* Action item *
Restate all the data word for word and omit the pictures.

* Material supplied *

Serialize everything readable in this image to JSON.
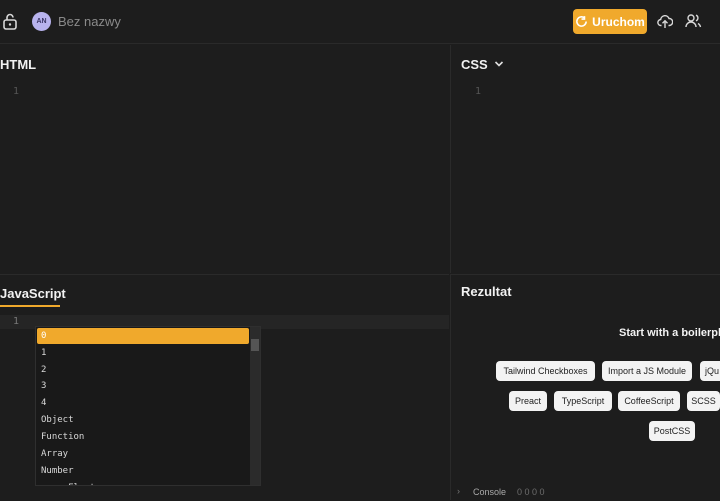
{
  "header": {
    "avatar_initials": "AN",
    "project_name": "Bez nazwy",
    "run_label": "Uruchom",
    "accent_color": "#f0a92c"
  },
  "panes": {
    "html": {
      "title": "HTML",
      "line": "1"
    },
    "css": {
      "title": "CSS",
      "line": "1"
    },
    "js": {
      "title": "JavaScript",
      "line": "1"
    },
    "result": {
      "title": "Rezultat"
    }
  },
  "autocomplete": {
    "items": [
      "0",
      "1",
      "2",
      "3",
      "4",
      "Object",
      "Function",
      "Array",
      "Number",
      "parseFloat"
    ]
  },
  "result": {
    "heading": "Start with a boilerplat",
    "chips": [
      "Tailwind Checkboxes",
      "Import a JS Module",
      "jQu",
      "Preact",
      "TypeScript",
      "CoffeeScript",
      "SCSS",
      "PostCSS"
    ]
  },
  "console": {
    "label": "Console",
    "counts": "0  0  0  0"
  },
  "icons": [
    "lock-icon",
    "refresh-icon",
    "upload-cloud-icon",
    "users-icon",
    "chevron-down-icon"
  ]
}
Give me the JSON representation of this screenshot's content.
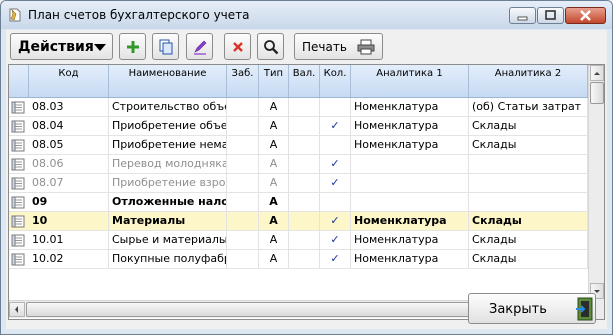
{
  "window": {
    "title": "План счетов бухгалтерского учета"
  },
  "toolbar": {
    "actions_label": "Действия",
    "print_label": "Печать",
    "buttons": [
      "add-icon",
      "copy-icon",
      "edit-icon",
      "delete-icon",
      "search-icon"
    ]
  },
  "table": {
    "columns": [
      "Код",
      "Наименование",
      "Заб.",
      "Тип",
      "Вал.",
      "Кол.",
      "Аналитика 1",
      "Аналитика 2"
    ],
    "rows": [
      {
        "code": "08.03",
        "name": "Строительство объе",
        "zab": "",
        "type": "А",
        "val": "",
        "kol": "",
        "a1": "Номенклатура",
        "a2": "(об) Статьи затрат",
        "style": ""
      },
      {
        "code": "08.04",
        "name": "Приобретение объе",
        "zab": "",
        "type": "А",
        "val": "",
        "kol": "✓",
        "a1": "Номенклатура",
        "a2": "Склады",
        "style": ""
      },
      {
        "code": "08.05",
        "name": "Приобретение нема",
        "zab": "",
        "type": "А",
        "val": "",
        "kol": "",
        "a1": "Номенклатура",
        "a2": "Склады",
        "style": ""
      },
      {
        "code": "08.06",
        "name": "Перевод молоднякa",
        "zab": "",
        "type": "А",
        "val": "",
        "kol": "✓",
        "a1": "",
        "a2": "",
        "style": "grey"
      },
      {
        "code": "08.07",
        "name": "Приобретение взро",
        "zab": "",
        "type": "А",
        "val": "",
        "kol": "✓",
        "a1": "",
        "a2": "",
        "style": "grey"
      },
      {
        "code": "09",
        "name": "Отложенные нало",
        "zab": "",
        "type": "А",
        "val": "",
        "kol": "",
        "a1": "",
        "a2": "",
        "style": "bold"
      },
      {
        "code": "10",
        "name": "Материалы",
        "zab": "",
        "type": "А",
        "val": "",
        "kol": "✓",
        "a1": "Номенклатура",
        "a2": "Склады",
        "style": "bold sel"
      },
      {
        "code": "10.01",
        "name": "Сырье и материалы",
        "zab": "",
        "type": "А",
        "val": "",
        "kol": "✓",
        "a1": "Номенклатура",
        "a2": "Склады",
        "style": ""
      },
      {
        "code": "10.02",
        "name": "Покупные полуфабр",
        "zab": "",
        "type": "А",
        "val": "",
        "kol": "✓",
        "a1": "Номенклатура",
        "a2": "Склады",
        "style": ""
      }
    ]
  },
  "footer": {
    "close_label": "Закрыть"
  },
  "colors": {
    "check": "#1a2f9a",
    "selected_row": "#fcf6c8",
    "header": "#c6daf2"
  }
}
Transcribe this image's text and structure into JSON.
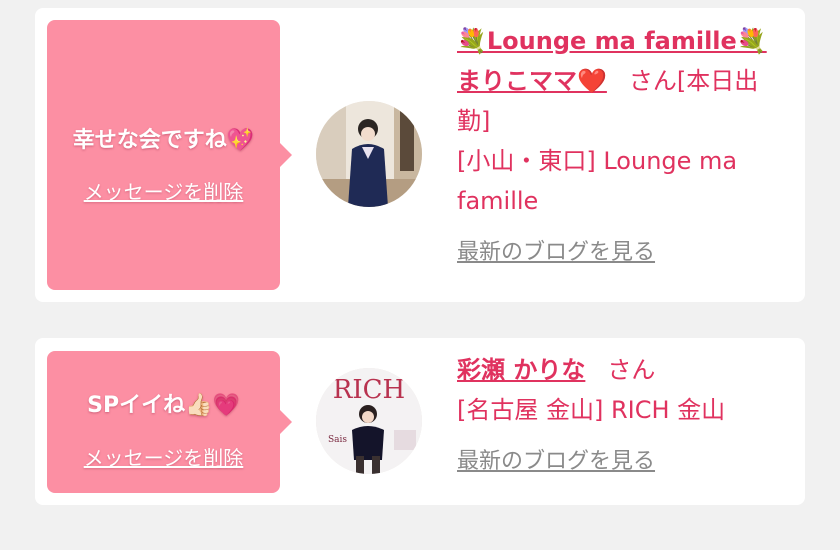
{
  "cards": [
    {
      "bubble": {
        "message": "幸せな会ですね💖",
        "delete_label": "メッセージを削除"
      },
      "cast": {
        "name_line1": "💐Lounge ma famille💐",
        "name_line2": "まりこママ❤️",
        "suffix": "さん[本日出勤]",
        "location": "[小山・東口] Lounge ma famille",
        "blog_link": "最新のブログを見る"
      }
    },
    {
      "bubble": {
        "message": "SPイイね👍🏻💗",
        "delete_label": "メッセージを削除"
      },
      "cast": {
        "name": "彩瀬 かりな",
        "suffix": "さん",
        "location": "[名古屋 金山] RICH 金山",
        "blog_link": "最新のブログを見る"
      }
    }
  ],
  "colors": {
    "background": "#f1f1f1",
    "card": "#ffffff",
    "bubble": "#fc8fa3",
    "accent": "#e0325f",
    "muted_link": "#8a8a8a"
  }
}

* Solution below *
Serialize everything readable in this image to JSON.
{
  "header": {
    "avatar_initials": "AN",
    "project_name": "Bez nazwy",
    "run_label": "Uruchom",
    "accent_color": "#f0a92c"
  },
  "panes": {
    "html": {
      "title": "HTML",
      "line": "1"
    },
    "css": {
      "title": "CSS",
      "line": "1"
    },
    "js": {
      "title": "JavaScript",
      "line": "1"
    },
    "result": {
      "title": "Rezultat"
    }
  },
  "autocomplete": {
    "items": [
      "0",
      "1",
      "2",
      "3",
      "4",
      "Object",
      "Function",
      "Array",
      "Number",
      "parseFloat"
    ]
  },
  "result": {
    "heading": "Start with a boilerplat",
    "chips": [
      "Tailwind Checkboxes",
      "Import a JS Module",
      "jQu",
      "Preact",
      "TypeScript",
      "CoffeeScript",
      "SCSS",
      "PostCSS"
    ]
  },
  "console": {
    "label": "Console",
    "counts": "0  0  0  0"
  },
  "icons": [
    "lock-icon",
    "refresh-icon",
    "upload-cloud-icon",
    "users-icon",
    "chevron-down-icon"
  ]
}
Give me the JSON representation of this screenshot's content.
{
  "window": {
    "title": "План счетов бухгалтерского учета"
  },
  "toolbar": {
    "actions_label": "Действия",
    "print_label": "Печать",
    "buttons": [
      "add-icon",
      "copy-icon",
      "edit-icon",
      "delete-icon",
      "search-icon"
    ]
  },
  "table": {
    "columns": [
      "Код",
      "Наименование",
      "Заб.",
      "Тип",
      "Вал.",
      "Кол.",
      "Аналитика 1",
      "Аналитика 2"
    ],
    "rows": [
      {
        "code": "08.03",
        "name": "Строительство объе",
        "zab": "",
        "type": "А",
        "val": "",
        "kol": "",
        "a1": "Номенклатура",
        "a2": "(об) Статьи затрат",
        "style": ""
      },
      {
        "code": "08.04",
        "name": "Приобретение объе",
        "zab": "",
        "type": "А",
        "val": "",
        "kol": "✓",
        "a1": "Номенклатура",
        "a2": "Склады",
        "style": ""
      },
      {
        "code": "08.05",
        "name": "Приобретение нема",
        "zab": "",
        "type": "А",
        "val": "",
        "kol": "",
        "a1": "Номенклатура",
        "a2": "Склады",
        "style": ""
      },
      {
        "code": "08.06",
        "name": "Перевод молоднякa",
        "zab": "",
        "type": "А",
        "val": "",
        "kol": "✓",
        "a1": "",
        "a2": "",
        "style": "grey"
      },
      {
        "code": "08.07",
        "name": "Приобретение взро",
        "zab": "",
        "type": "А",
        "val": "",
        "kol": "✓",
        "a1": "",
        "a2": "",
        "style": "grey"
      },
      {
        "code": "09",
        "name": "Отложенные нало",
        "zab": "",
        "type": "А",
        "val": "",
        "kol": "",
        "a1": "",
        "a2": "",
        "style": "bold"
      },
      {
        "code": "10",
        "name": "Материалы",
        "zab": "",
        "type": "А",
        "val": "",
        "kol": "✓",
        "a1": "Номенклатура",
        "a2": "Склады",
        "style": "bold sel"
      },
      {
        "code": "10.01",
        "name": "Сырье и материалы",
        "zab": "",
        "type": "А",
        "val": "",
        "kol": "✓",
        "a1": "Номенклатура",
        "a2": "Склады",
        "style": ""
      },
      {
        "code": "10.02",
        "name": "Покупные полуфабр",
        "zab": "",
        "type": "А",
        "val": "",
        "kol": "✓",
        "a1": "Номенклатура",
        "a2": "Склады",
        "style": ""
      }
    ]
  },
  "footer": {
    "close_label": "Закрыть"
  },
  "colors": {
    "check": "#1a2f9a",
    "selected_row": "#fcf6c8",
    "header": "#c6daf2"
  }
}
Transcribe this image's text and structure into JSON.
{
  "cards": [
    {
      "bubble": {
        "message": "幸せな会ですね💖",
        "delete_label": "メッセージを削除"
      },
      "cast": {
        "name_line1": "💐Lounge ma famille💐",
        "name_line2": "まりこママ❤️",
        "suffix": "さん[本日出勤]",
        "location": "[小山・東口] Lounge ma famille",
        "blog_link": "最新のブログを見る"
      }
    },
    {
      "bubble": {
        "message": "SPイイね👍🏻💗",
        "delete_label": "メッセージを削除"
      },
      "cast": {
        "name": "彩瀬 かりな",
        "suffix": "さん",
        "location": "[名古屋 金山] RICH 金山",
        "blog_link": "最新のブログを見る"
      }
    }
  ],
  "colors": {
    "background": "#f1f1f1",
    "card": "#ffffff",
    "bubble": "#fc8fa3",
    "accent": "#e0325f",
    "muted_link": "#8a8a8a"
  }
}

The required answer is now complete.